Within two weeks, members of Indiana’s football team will begin working out together in small groups. In the days that follow, the men’s and women’s basketball teams will do the same. And by the end of this month, IU’s athletics campus, dormant since mid-March, will once again show signs of life.
There is no perfect plan for protecting athletes from exposure to COVID-19 once they return, athletic director Fred Glass acknowledges. But Glass also believes his department has drafted a blueprint that at least minimizes the risk and gets IU back on track to play games come the fall.
“We cannot totally eliminate the risk,” Glass said. “At least until there is a vaccine, there will be risk. What we can do is have the best doctors give us the best protocols and make sure they are strictly followed. That’s what we’ve done and what we are going to do.”
The plan Indiana unveiled Wednesday outlines what it considers to be the first phase in a staggered, department-wide return to action. It calls for voluntary workouts to begin later this month, beginning with football on June 15. Additional programs will begin workouts as follows (other winter and spring sports will be phased in once the fall semester begins):

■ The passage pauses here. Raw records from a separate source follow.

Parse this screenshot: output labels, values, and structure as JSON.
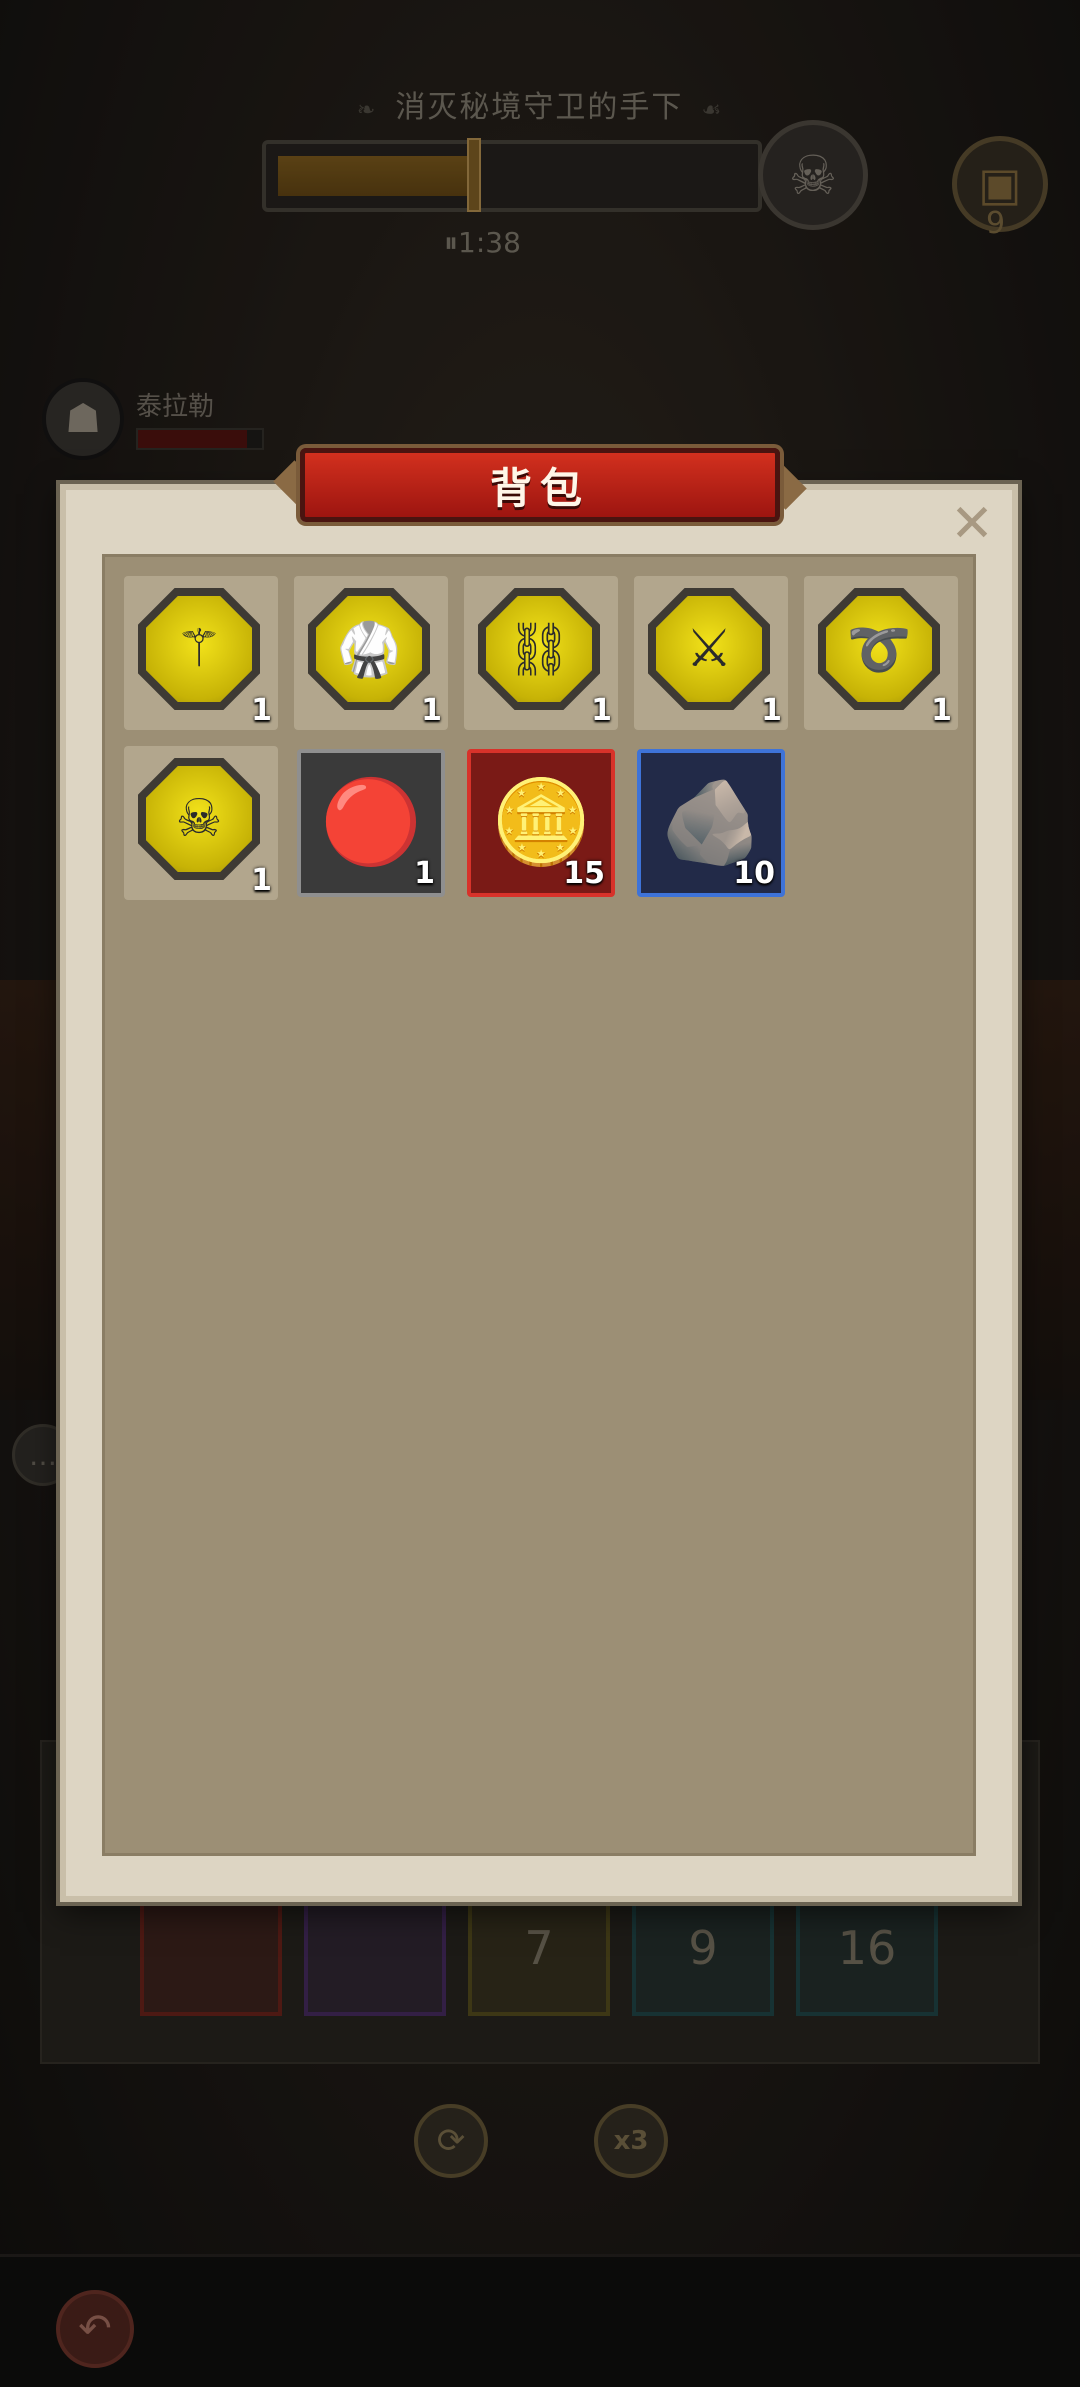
{
  "hud": {
    "quest_title": "消灭秘境守卫的手下",
    "progress": 0.42,
    "timer": "1:38",
    "pause_icon": "pause-icon",
    "boss_icon": "skull-boss-icon",
    "chest_count": "9"
  },
  "hero": {
    "name": "泰拉勒",
    "hp_fraction": 0.88
  },
  "panel": {
    "title": "背包",
    "close_label": "✕"
  },
  "inventory": [
    {
      "icon": "flame-staff-icon",
      "glyph": "⚚",
      "count": "1",
      "kind": "equip"
    },
    {
      "icon": "armor-robe-icon",
      "glyph": "🥋",
      "count": "1",
      "kind": "equip"
    },
    {
      "icon": "gem-belt-icon",
      "glyph": "⛓",
      "count": "1",
      "kind": "equip"
    },
    {
      "icon": "cross-weapons-icon",
      "glyph": "⚔",
      "count": "1",
      "kind": "equip"
    },
    {
      "icon": "necklace-icon",
      "glyph": "➰",
      "count": "1",
      "kind": "equip"
    },
    {
      "icon": "skull-amulet-icon",
      "glyph": "☠",
      "count": "1",
      "kind": "equip"
    },
    {
      "icon": "red-gem-icon",
      "glyph": "🔴",
      "count": "1",
      "kind": "gray"
    },
    {
      "icon": "skull-coin-icon",
      "glyph": "🪙",
      "count": "15",
      "kind": "red"
    },
    {
      "icon": "ore-pile-icon",
      "glyph": "🪨",
      "count": "10",
      "kind": "blue"
    }
  ],
  "skills": [
    {
      "icon": "flame-claw-icon",
      "label": "",
      "color": "#b5271b"
    },
    {
      "icon": "fist-icon",
      "label": "",
      "color": "#6e3aa6"
    },
    {
      "icon": "spike-icon",
      "label": "7",
      "color": "#8a7a20"
    },
    {
      "icon": "frost-icon",
      "label": "9",
      "color": "#1f6e74"
    },
    {
      "icon": "wave-icon",
      "label": "16",
      "color": "#1f6e74"
    }
  ],
  "controls": {
    "cycle_icon": "refresh-icon",
    "speed_label": "x3",
    "back_icon": "back-arrow-icon"
  }
}
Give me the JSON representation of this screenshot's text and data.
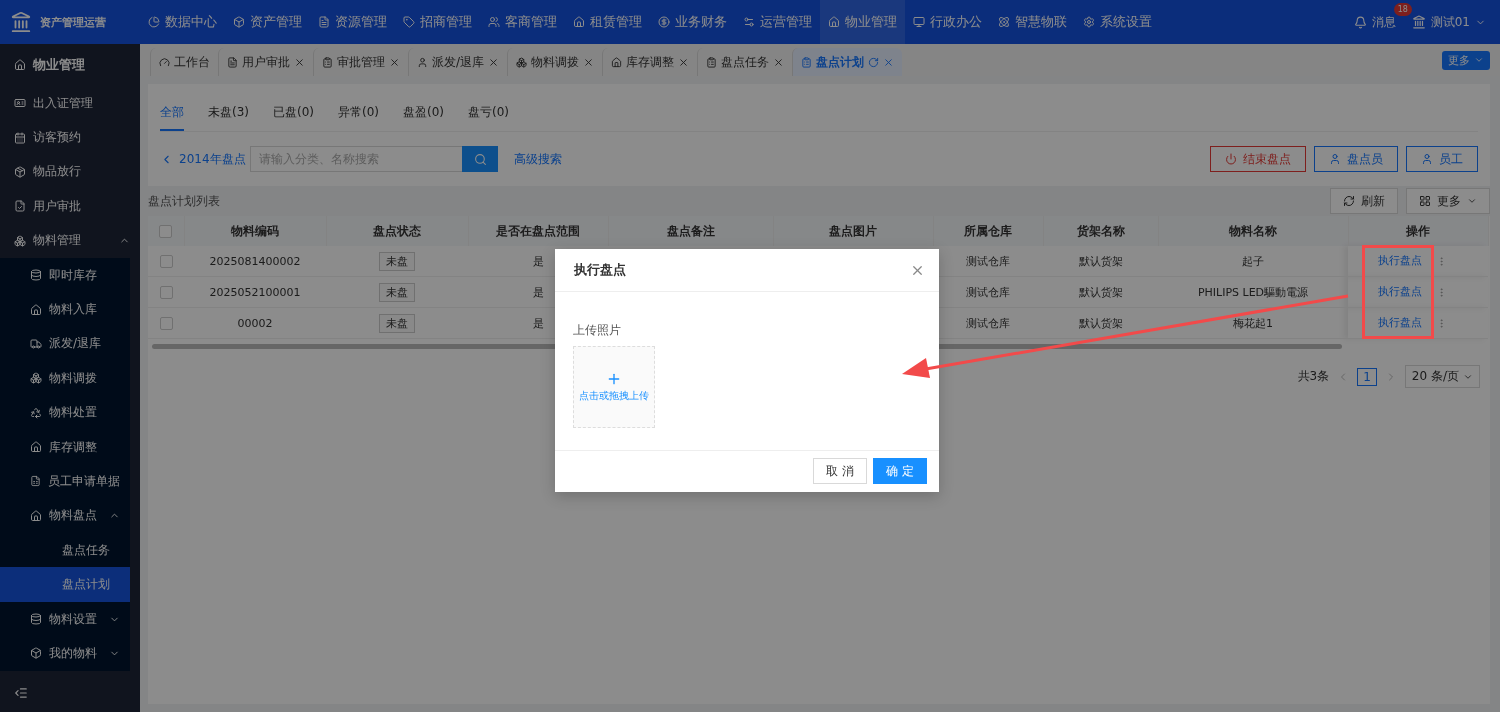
{
  "app": {
    "title": "资产管理运营"
  },
  "top_nav": [
    {
      "label": "数据中心",
      "selected": false
    },
    {
      "label": "资产管理",
      "selected": false
    },
    {
      "label": "资源管理",
      "selected": false
    },
    {
      "label": "招商管理",
      "selected": false
    },
    {
      "label": "客商管理",
      "selected": false
    },
    {
      "label": "租赁管理",
      "selected": false
    },
    {
      "label": "业务财务",
      "selected": false
    },
    {
      "label": "运营管理",
      "selected": false
    },
    {
      "label": "物业管理",
      "selected": true
    },
    {
      "label": "行政办公",
      "selected": false
    },
    {
      "label": "智慧物联",
      "selected": false
    },
    {
      "label": "系统设置",
      "selected": false
    }
  ],
  "messages": {
    "label": "消息",
    "badge": "18"
  },
  "user": {
    "name": "测试01"
  },
  "sidebar": {
    "title": "物业管理",
    "items": [
      {
        "label": "出入证管理",
        "selected": false
      },
      {
        "label": "访客预约",
        "selected": false
      },
      {
        "label": "物品放行",
        "selected": false
      },
      {
        "label": "用户审批",
        "selected": false
      },
      {
        "label": "物料管理",
        "selected": false,
        "expanded": true,
        "children": [
          {
            "label": "即时库存",
            "selected": false
          },
          {
            "label": "物料入库",
            "selected": false
          },
          {
            "label": "派发/退库",
            "selected": false
          },
          {
            "label": "物料调拨",
            "selected": false
          },
          {
            "label": "物料处置",
            "selected": false
          },
          {
            "label": "库存调整",
            "selected": false
          },
          {
            "label": "员工申请单据",
            "selected": false
          },
          {
            "label": "物料盘点",
            "selected": false,
            "expanded": true,
            "children": [
              {
                "label": "盘点任务",
                "selected": false
              },
              {
                "label": "盘点计划",
                "selected": true
              }
            ]
          },
          {
            "label": "物料设置",
            "selected": false,
            "expanded": false
          },
          {
            "label": "我的物料",
            "selected": false,
            "expanded": false
          }
        ]
      }
    ]
  },
  "tabs": [
    {
      "label": "工作台",
      "selected": false,
      "closable": false
    },
    {
      "label": "用户审批",
      "selected": false,
      "closable": true
    },
    {
      "label": "审批管理",
      "selected": false,
      "closable": true
    },
    {
      "label": "派发/退库",
      "selected": false,
      "closable": true
    },
    {
      "label": "物料调拨",
      "selected": false,
      "closable": true
    },
    {
      "label": "库存调整",
      "selected": false,
      "closable": true
    },
    {
      "label": "盘点任务",
      "selected": false,
      "closable": true
    },
    {
      "label": "盘点计划",
      "selected": true,
      "closable": true
    }
  ],
  "tabs_more": "更多",
  "filter_tabs": [
    {
      "label": "全部",
      "selected": true
    },
    {
      "label": "未盘(3)",
      "selected": false
    },
    {
      "label": "已盘(0)",
      "selected": false
    },
    {
      "label": "异常(0)",
      "selected": false
    },
    {
      "label": "盘盈(0)",
      "selected": false
    },
    {
      "label": "盘亏(0)",
      "selected": false
    }
  ],
  "back_link": "2014年盘点",
  "search": {
    "placeholder": "请输入分类、名称搜索"
  },
  "advanced_search": "高级搜索",
  "actions": [
    {
      "label": "结束盘点",
      "kind": "danger"
    },
    {
      "label": "盘点员",
      "kind": "person"
    },
    {
      "label": "员工",
      "kind": "person"
    }
  ],
  "table": {
    "title": "盘点计划列表",
    "refresh": "刷新",
    "more": "更多",
    "all_checked": false,
    "columns": [
      "物料编码",
      "盘点状态",
      "是否在盘点范围",
      "盘点备注",
      "盘点图片",
      "所属仓库",
      "货架名称",
      "物料名称",
      "操作"
    ],
    "rows": [
      {
        "checked": false,
        "code": "2025081400002",
        "status": "未盘",
        "in_range": "是",
        "warehouse": "测试仓库",
        "shelf": "默认货架",
        "material": "起子",
        "action": "执行盘点"
      },
      {
        "checked": false,
        "code": "2025052100001",
        "status": "未盘",
        "in_range": "是",
        "warehouse": "测试仓库",
        "shelf": "默认货架",
        "material": "PHILIPS LED驅動電源",
        "action": "执行盘点"
      },
      {
        "checked": false,
        "code": "00002",
        "status": "未盘",
        "in_range": "是",
        "warehouse": "测试仓库",
        "shelf": "默认货架",
        "material": "梅花起1",
        "action": "执行盘点"
      }
    ]
  },
  "pagination": {
    "total": "共3条",
    "page": "1",
    "page_size": "20 条/页"
  },
  "dialog": {
    "title": "执行盘点",
    "upload_label": "上传照片",
    "upload_hint": "点击或拖拽上传",
    "buttons": [
      {
        "label": "取 消",
        "kind": "default"
      },
      {
        "label": "确 定",
        "kind": "primary"
      }
    ]
  }
}
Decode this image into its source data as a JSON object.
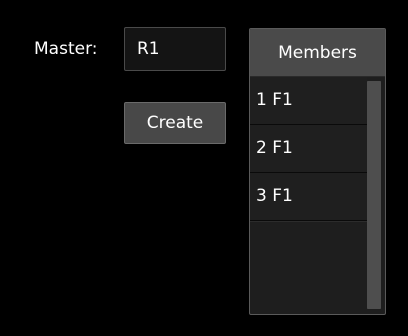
{
  "master": {
    "label": "Master:",
    "value": "R1"
  },
  "create_button": {
    "label": "Create"
  },
  "members": {
    "header": "Members",
    "items": [
      {
        "label": "1 F1"
      },
      {
        "label": "2 F1"
      },
      {
        "label": "3 F1"
      }
    ]
  },
  "colors": {
    "background": "#000000",
    "panel": "#1e1e1e",
    "header": "#4a4a4a",
    "button": "#484848",
    "text": "#ffffff"
  }
}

June 18: mens, women’s basketball
July 6: women’s soccer
July 8: volleyball
July 13: men’s soccer
July 15: field hockey
August 18: cross country
In order to participate, athletes must first undergo a “virtual pre-participation history conducted by the IU Sports Medicine staff” to determine whether they have been or are currently sick, whether they have been exposed to COVID-19, how they are traveling to Bloomington, and whether they are at high risk for severe illness. Additionally, athletes will be required to sign a pledge saying that they will practice good personal hygiene and physical distancing, and agree to quarantine as necessary.
Daily medical checks will also be conducted, during which staffers and athletes will have their temperatures taken. Those exams will take place at medical checkpoints set up at the athlete entrances to Memorial Stadium and Cook Hall.
“We will test every athlete before they come back, and the idea is that there’s probably a 25 to 50 percent asymptomatic infection rate,” said Andy Hipskind, chief medical officer for IU’s athletic department. “Those are people that actually have the infection but do not have symptoms to warn them that they have it. So, with that asymptomatic rate we want to know that we are not putting anybody into the facility that could be an asymptomatic carrier. We also know that young people, because they seem to get the symptoms in a milder nature than the older population, that of that 25 to 50 percent asymptomatic carrier range, a majority of that comes from the younger population. So, they’ll be testing prior to getting access to the facility.”
Eventually, close contact will be required for games and practice to unfold. But at least initially, Indiana will try to limit the degree to which its athletes and coaches work in close quarters. The number of participants, including both coaches and players, allowed in a designated workout area will depend on the setting. For instance, the IU football team could send two groups of 10 participants to work out on the Memorial Stadium field, but once there, the groups would not be allowed to mix or cross the 50-yard line. The basketball teams, meanwhile, will not be allowed to have more than 10 participants on the entire practice floor at any given time.
For activities where maintaining distance is difficult or impossible, such as spotting or stretching, participants will be required to wear face coverings. All meetings will also require the use of masks, which will be provided at each training session. Signage will be installed across the athletics campus instructing athletes and coaches where they are to enter and exit facilities.
Water fountains will be closed, while high-fives, fist bumps and handshakes will be frowned upon.
“A lot of this is just evolving,” Hipskind said. “We’re going to have to make adjustments on the fly, but we feel like we have a good robust plan in place, and while we can’t guarantee safety, there is some risk tolerance to this, so everybody is accepting a certain level of risk. We can’t guarantee safety, but we feel like we can guarantee is that we will have a very up to date, technologically advanced system in place, and that we’ll have the latitude in place to make adjustments based on science, based on trends, based on how it’s going at our individual campus level, to making the adjustments to ultimately reduce the risk and take the necessary precautions to keep them as safe as possible.”